*** Begin section ***

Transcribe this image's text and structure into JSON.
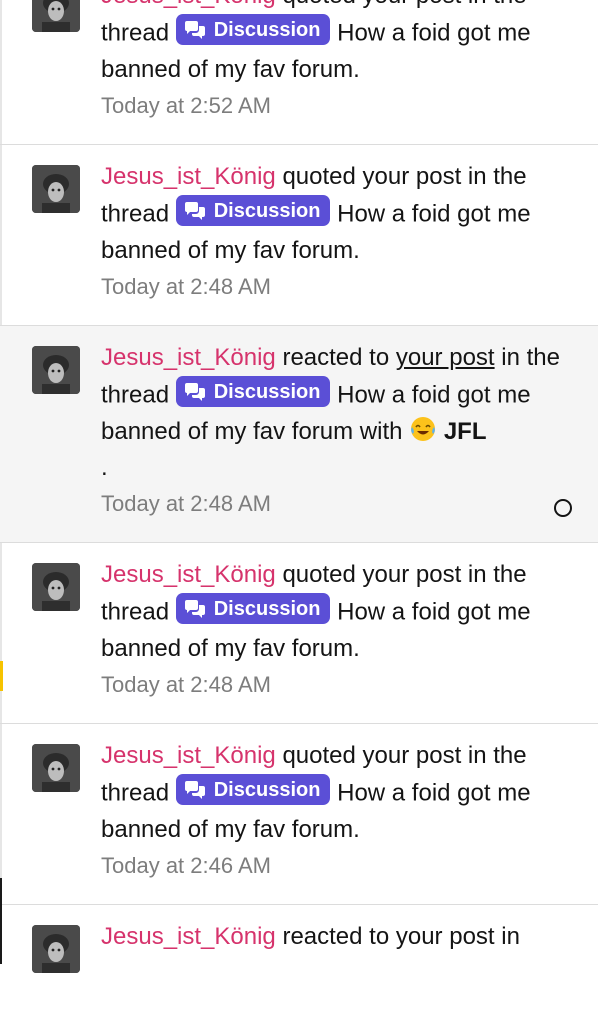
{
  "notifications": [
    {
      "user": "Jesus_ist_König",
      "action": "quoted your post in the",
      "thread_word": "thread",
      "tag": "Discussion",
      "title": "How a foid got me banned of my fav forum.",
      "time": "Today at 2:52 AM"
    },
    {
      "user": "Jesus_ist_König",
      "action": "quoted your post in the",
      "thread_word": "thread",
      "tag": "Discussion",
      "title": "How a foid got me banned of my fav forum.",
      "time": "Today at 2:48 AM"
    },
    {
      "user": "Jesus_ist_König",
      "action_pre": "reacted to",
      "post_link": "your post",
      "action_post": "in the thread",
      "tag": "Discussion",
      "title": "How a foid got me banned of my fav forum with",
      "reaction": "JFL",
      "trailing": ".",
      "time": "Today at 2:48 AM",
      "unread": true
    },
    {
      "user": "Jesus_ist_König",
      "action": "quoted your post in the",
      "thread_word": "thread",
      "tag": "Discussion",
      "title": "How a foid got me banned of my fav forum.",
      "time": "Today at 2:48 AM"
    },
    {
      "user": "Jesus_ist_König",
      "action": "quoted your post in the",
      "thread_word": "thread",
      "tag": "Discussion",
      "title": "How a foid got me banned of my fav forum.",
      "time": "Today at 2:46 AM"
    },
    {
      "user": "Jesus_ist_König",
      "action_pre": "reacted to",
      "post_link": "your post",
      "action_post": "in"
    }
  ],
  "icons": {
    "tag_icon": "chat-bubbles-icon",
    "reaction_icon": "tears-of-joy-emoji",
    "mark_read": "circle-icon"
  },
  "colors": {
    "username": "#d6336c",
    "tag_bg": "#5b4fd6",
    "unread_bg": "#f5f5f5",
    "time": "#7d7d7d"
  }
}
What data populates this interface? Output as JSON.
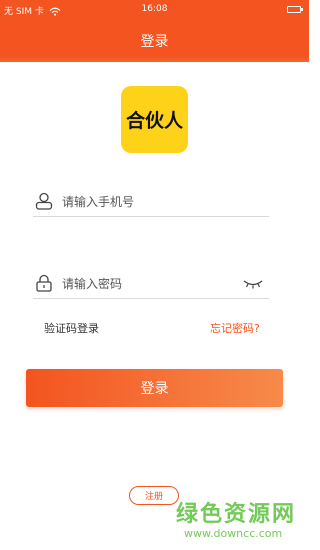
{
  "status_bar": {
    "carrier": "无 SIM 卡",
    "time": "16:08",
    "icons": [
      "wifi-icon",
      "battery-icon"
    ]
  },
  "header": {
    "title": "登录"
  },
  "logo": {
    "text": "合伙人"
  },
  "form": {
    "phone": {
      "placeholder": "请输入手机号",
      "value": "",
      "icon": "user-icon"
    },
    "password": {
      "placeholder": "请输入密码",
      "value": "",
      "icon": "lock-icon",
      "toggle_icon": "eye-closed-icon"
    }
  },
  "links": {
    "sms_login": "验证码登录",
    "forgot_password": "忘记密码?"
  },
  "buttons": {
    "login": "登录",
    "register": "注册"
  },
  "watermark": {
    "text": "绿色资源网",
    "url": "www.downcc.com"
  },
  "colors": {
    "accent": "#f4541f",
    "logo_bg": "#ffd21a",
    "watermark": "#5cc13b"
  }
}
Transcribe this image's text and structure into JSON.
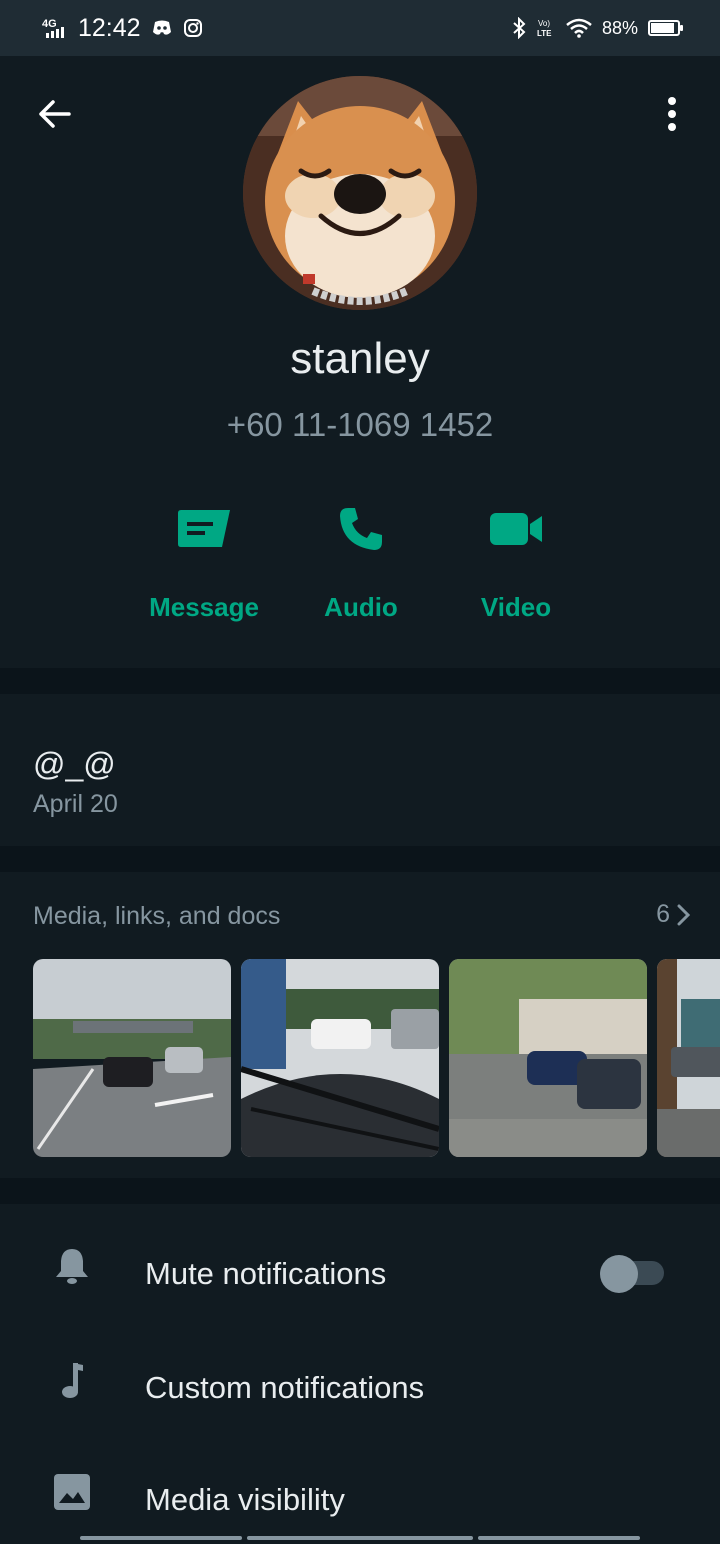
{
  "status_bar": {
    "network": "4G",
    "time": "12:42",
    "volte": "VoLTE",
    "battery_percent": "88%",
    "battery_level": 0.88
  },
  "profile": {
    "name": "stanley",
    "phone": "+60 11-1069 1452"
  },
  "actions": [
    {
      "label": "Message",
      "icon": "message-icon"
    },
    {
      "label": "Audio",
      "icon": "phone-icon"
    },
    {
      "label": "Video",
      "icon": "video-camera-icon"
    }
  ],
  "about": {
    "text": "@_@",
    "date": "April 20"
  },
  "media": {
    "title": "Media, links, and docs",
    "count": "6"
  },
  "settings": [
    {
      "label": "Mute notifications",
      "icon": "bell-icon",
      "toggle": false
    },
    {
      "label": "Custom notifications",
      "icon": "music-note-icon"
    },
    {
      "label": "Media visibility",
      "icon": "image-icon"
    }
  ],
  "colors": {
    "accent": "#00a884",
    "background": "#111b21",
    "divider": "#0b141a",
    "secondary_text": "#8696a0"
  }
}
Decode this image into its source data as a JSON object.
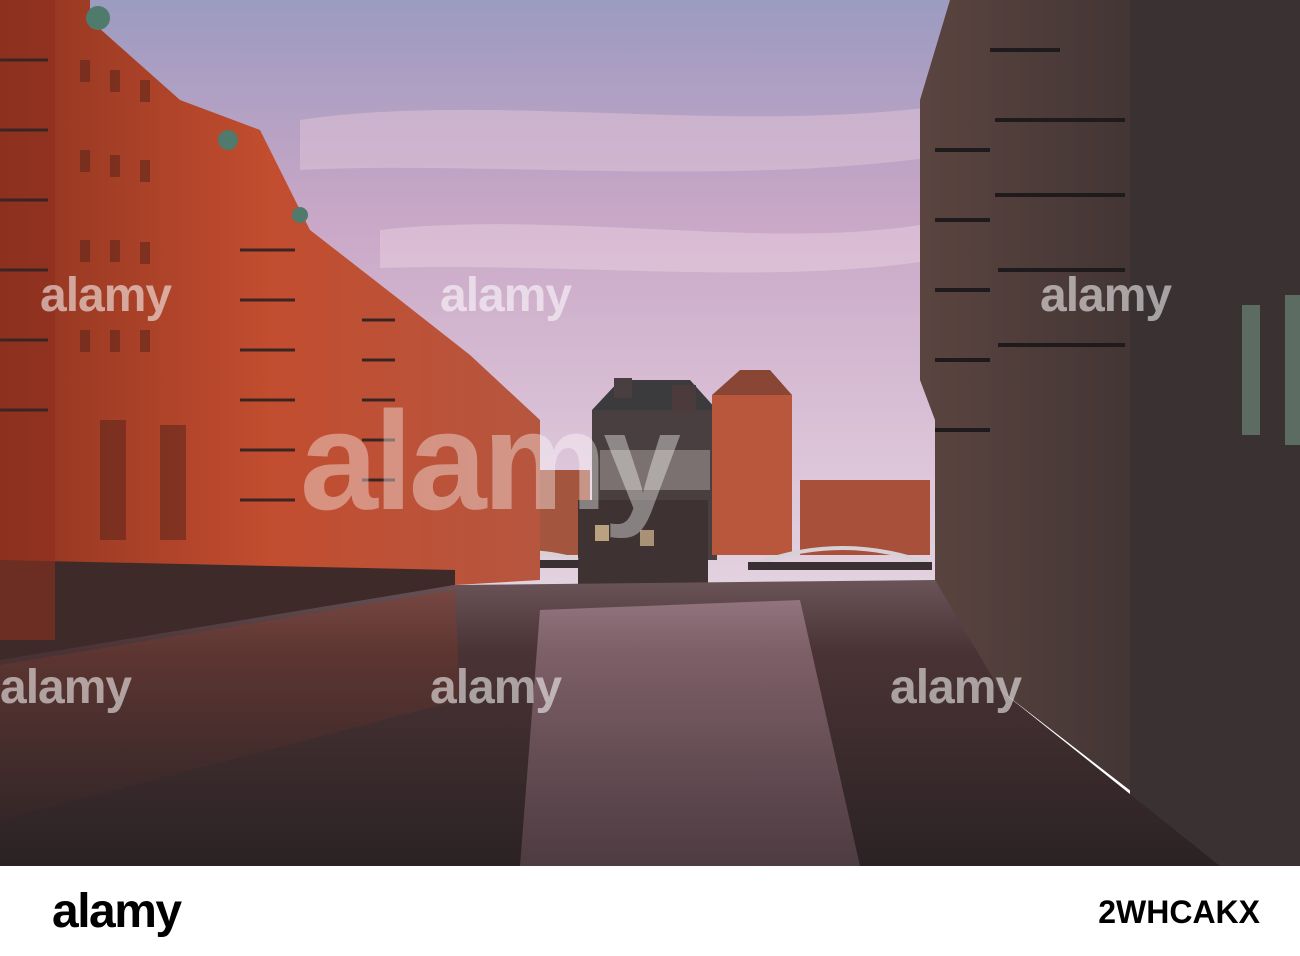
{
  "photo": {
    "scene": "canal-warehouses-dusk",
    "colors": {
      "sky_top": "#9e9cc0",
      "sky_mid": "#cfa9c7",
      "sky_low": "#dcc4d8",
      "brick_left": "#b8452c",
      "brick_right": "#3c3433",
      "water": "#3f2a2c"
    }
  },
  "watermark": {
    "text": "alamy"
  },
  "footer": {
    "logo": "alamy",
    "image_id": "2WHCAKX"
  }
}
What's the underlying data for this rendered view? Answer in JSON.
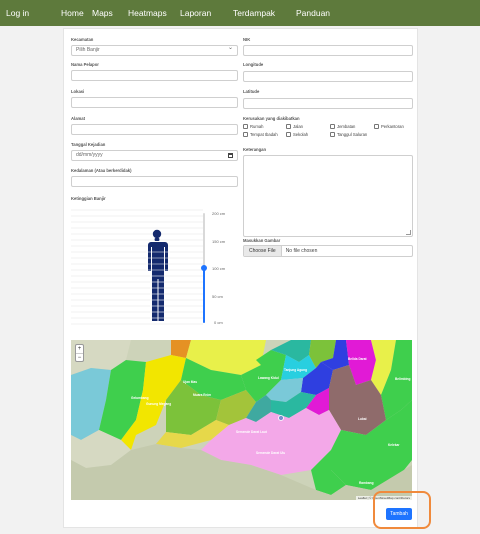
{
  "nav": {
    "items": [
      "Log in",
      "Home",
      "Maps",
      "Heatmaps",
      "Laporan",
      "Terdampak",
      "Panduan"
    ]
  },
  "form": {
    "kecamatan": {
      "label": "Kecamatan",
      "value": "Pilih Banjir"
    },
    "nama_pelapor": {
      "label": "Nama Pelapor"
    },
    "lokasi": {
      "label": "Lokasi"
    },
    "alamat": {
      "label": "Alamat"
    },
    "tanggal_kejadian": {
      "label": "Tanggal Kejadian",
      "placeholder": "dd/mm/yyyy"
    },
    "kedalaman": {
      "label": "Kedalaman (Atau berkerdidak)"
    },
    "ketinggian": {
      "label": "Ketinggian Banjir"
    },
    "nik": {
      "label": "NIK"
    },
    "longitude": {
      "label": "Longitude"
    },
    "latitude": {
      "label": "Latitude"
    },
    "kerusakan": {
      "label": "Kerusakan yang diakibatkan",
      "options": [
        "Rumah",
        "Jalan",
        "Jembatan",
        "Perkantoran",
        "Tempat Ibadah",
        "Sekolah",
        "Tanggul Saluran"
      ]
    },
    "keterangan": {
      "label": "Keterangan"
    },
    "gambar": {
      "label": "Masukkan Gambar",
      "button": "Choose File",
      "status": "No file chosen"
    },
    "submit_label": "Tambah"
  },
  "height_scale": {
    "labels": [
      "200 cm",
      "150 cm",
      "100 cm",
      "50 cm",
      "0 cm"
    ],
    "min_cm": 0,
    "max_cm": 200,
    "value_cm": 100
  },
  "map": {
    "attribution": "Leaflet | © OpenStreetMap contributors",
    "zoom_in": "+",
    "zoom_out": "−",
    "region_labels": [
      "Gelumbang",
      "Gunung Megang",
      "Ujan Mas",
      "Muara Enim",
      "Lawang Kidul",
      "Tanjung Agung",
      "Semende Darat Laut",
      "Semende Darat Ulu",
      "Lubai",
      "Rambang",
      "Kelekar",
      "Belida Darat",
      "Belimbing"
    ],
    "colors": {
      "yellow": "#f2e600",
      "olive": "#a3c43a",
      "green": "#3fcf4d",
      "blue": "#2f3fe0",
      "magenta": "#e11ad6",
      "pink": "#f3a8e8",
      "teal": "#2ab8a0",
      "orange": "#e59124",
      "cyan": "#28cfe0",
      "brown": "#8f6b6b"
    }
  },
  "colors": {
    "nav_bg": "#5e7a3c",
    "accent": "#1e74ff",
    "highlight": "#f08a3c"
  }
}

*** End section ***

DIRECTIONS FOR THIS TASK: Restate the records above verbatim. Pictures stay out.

TASK SOLUTION:
Transcribe this image's text and structure into JSON.
{
  "notifications": [
    {
      "user": "Jesus_ist_König",
      "action": "quoted your post in the",
      "thread_word": "thread",
      "tag": "Discussion",
      "title": "How a foid got me banned of my fav forum.",
      "time": "Today at 2:52 AM"
    },
    {
      "user": "Jesus_ist_König",
      "action": "quoted your post in the",
      "thread_word": "thread",
      "tag": "Discussion",
      "title": "How a foid got me banned of my fav forum.",
      "time": "Today at 2:48 AM"
    },
    {
      "user": "Jesus_ist_König",
      "action_pre": "reacted to",
      "post_link": "your post",
      "action_post": "in the thread",
      "tag": "Discussion",
      "title": "How a foid got me banned of my fav forum with",
      "reaction": "JFL",
      "trailing": ".",
      "time": "Today at 2:48 AM",
      "unread": true
    },
    {
      "user": "Jesus_ist_König",
      "action": "quoted your post in the",
      "thread_word": "thread",
      "tag": "Discussion",
      "title": "How a foid got me banned of my fav forum.",
      "time": "Today at 2:48 AM"
    },
    {
      "user": "Jesus_ist_König",
      "action": "quoted your post in the",
      "thread_word": "thread",
      "tag": "Discussion",
      "title": "How a foid got me banned of my fav forum.",
      "time": "Today at 2:46 AM"
    },
    {
      "user": "Jesus_ist_König",
      "action_pre": "reacted to",
      "post_link": "your post",
      "action_post": "in"
    }
  ],
  "icons": {
    "tag_icon": "chat-bubbles-icon",
    "reaction_icon": "tears-of-joy-emoji",
    "mark_read": "circle-icon"
  },
  "colors": {
    "username": "#d6336c",
    "tag_bg": "#5b4fd6",
    "unread_bg": "#f5f5f5",
    "time": "#7d7d7d"
  }
}
What data populates this interface? Output as JSON.
{
  "status_bar": {
    "carrier": "无 SIM 卡",
    "time": "16:08",
    "icons": [
      "wifi-icon",
      "battery-icon"
    ]
  },
  "header": {
    "title": "登录"
  },
  "logo": {
    "text": "合伙人"
  },
  "form": {
    "phone": {
      "placeholder": "请输入手机号",
      "value": "",
      "icon": "user-icon"
    },
    "password": {
      "placeholder": "请输入密码",
      "value": "",
      "icon": "lock-icon",
      "toggle_icon": "eye-closed-icon"
    }
  },
  "links": {
    "sms_login": "验证码登录",
    "forgot_password": "忘记密码?"
  },
  "buttons": {
    "login": "登录",
    "register": "注册"
  },
  "watermark": {
    "text": "绿色资源网",
    "url": "www.downcc.com"
  },
  "colors": {
    "accent": "#f4541f",
    "logo_bg": "#ffd21a",
    "watermark": "#5cc13b"
  }
}
Transcribe this image's text and structure into JSON.
{
  "status_bar": {
    "network": "4G",
    "time": "12:42",
    "volte": "VoLTE",
    "battery_percent": "88%",
    "battery_level": 0.88
  },
  "profile": {
    "name": "stanley",
    "phone": "+60 11-1069 1452"
  },
  "actions": [
    {
      "label": "Message",
      "icon": "message-icon"
    },
    {
      "label": "Audio",
      "icon": "phone-icon"
    },
    {
      "label": "Video",
      "icon": "video-camera-icon"
    }
  ],
  "about": {
    "text": "@_@",
    "date": "April 20"
  },
  "media": {
    "title": "Media, links, and docs",
    "count": "6"
  },
  "settings": [
    {
      "label": "Mute notifications",
      "icon": "bell-icon",
      "toggle": false
    },
    {
      "label": "Custom notifications",
      "icon": "music-note-icon"
    },
    {
      "label": "Media visibility",
      "icon": "image-icon"
    }
  ],
  "colors": {
    "accent": "#00a884",
    "background": "#111b21",
    "divider": "#0b141a",
    "secondary_text": "#8696a0"
  }
}
Decode this image into its source data as a JSON object.
{
  "photo": {
    "scene": "canal-warehouses-dusk",
    "colors": {
      "sky_top": "#9e9cc0",
      "sky_mid": "#cfa9c7",
      "sky_low": "#dcc4d8",
      "brick_left": "#b8452c",
      "brick_right": "#3c3433",
      "water": "#3f2a2c"
    }
  },
  "watermark": {
    "text": "alamy"
  },
  "footer": {
    "logo": "alamy",
    "image_id": "2WHCAKX"
  }
}
What's the underlying data for this rendered view? Answer in JSON.
{
  "nav": {
    "items": [
      "Log in",
      "Home",
      "Maps",
      "Heatmaps",
      "Laporan",
      "Terdampak",
      "Panduan"
    ]
  },
  "form": {
    "kecamatan": {
      "label": "Kecamatan",
      "value": "Pilih Banjir"
    },
    "nama_pelapor": {
      "label": "Nama Pelapor"
    },
    "lokasi": {
      "label": "Lokasi"
    },
    "alamat": {
      "label": "Alamat"
    },
    "tanggal_kejadian": {
      "label": "Tanggal Kejadian",
      "placeholder": "dd/mm/yyyy"
    },
    "kedalaman": {
      "label": "Kedalaman (Atau berkerdidak)"
    },
    "ketinggian": {
      "label": "Ketinggian Banjir"
    },
    "nik": {
      "label": "NIK"
    },
    "longitude": {
      "label": "Longitude"
    },
    "latitude": {
      "label": "Latitude"
    },
    "kerusakan": {
      "label": "Kerusakan yang diakibatkan",
      "options": [
        "Rumah",
        "Jalan",
        "Jembatan",
        "Perkantoran",
        "Tempat Ibadah",
        "Sekolah",
        "Tanggul Saluran"
      ]
    },
    "keterangan": {
      "label": "Keterangan"
    },
    "gambar": {
      "label": "Masukkan Gambar",
      "button": "Choose File",
      "status": "No file chosen"
    },
    "submit_label": "Tambah"
  },
  "height_scale": {
    "labels": [
      "200 cm",
      "150 cm",
      "100 cm",
      "50 cm",
      "0 cm"
    ],
    "min_cm": 0,
    "max_cm": 200,
    "value_cm": 100
  },
  "map": {
    "attribution": "Leaflet | © OpenStreetMap contributors",
    "zoom_in": "+",
    "zoom_out": "−",
    "region_labels": [
      "Gelumbang",
      "Gunung Megang",
      "Ujan Mas",
      "Muara Enim",
      "Lawang Kidul",
      "Tanjung Agung",
      "Semende Darat Laut",
      "Semende Darat Ulu",
      "Lubai",
      "Rambang",
      "Kelekar",
      "Belida Darat",
      "Belimbing"
    ],
    "colors": {
      "yellow": "#f2e600",
      "olive": "#a3c43a",
      "green": "#3fcf4d",
      "blue": "#2f3fe0",
      "magenta": "#e11ad6",
      "pink": "#f3a8e8",
      "teal": "#2ab8a0",
      "orange": "#e59124",
      "cyan": "#28cfe0",
      "brown": "#8f6b6b"
    }
  },
  "colors": {
    "nav_bg": "#5e7a3c",
    "accent": "#1e74ff",
    "highlight": "#f08a3c"
  }
}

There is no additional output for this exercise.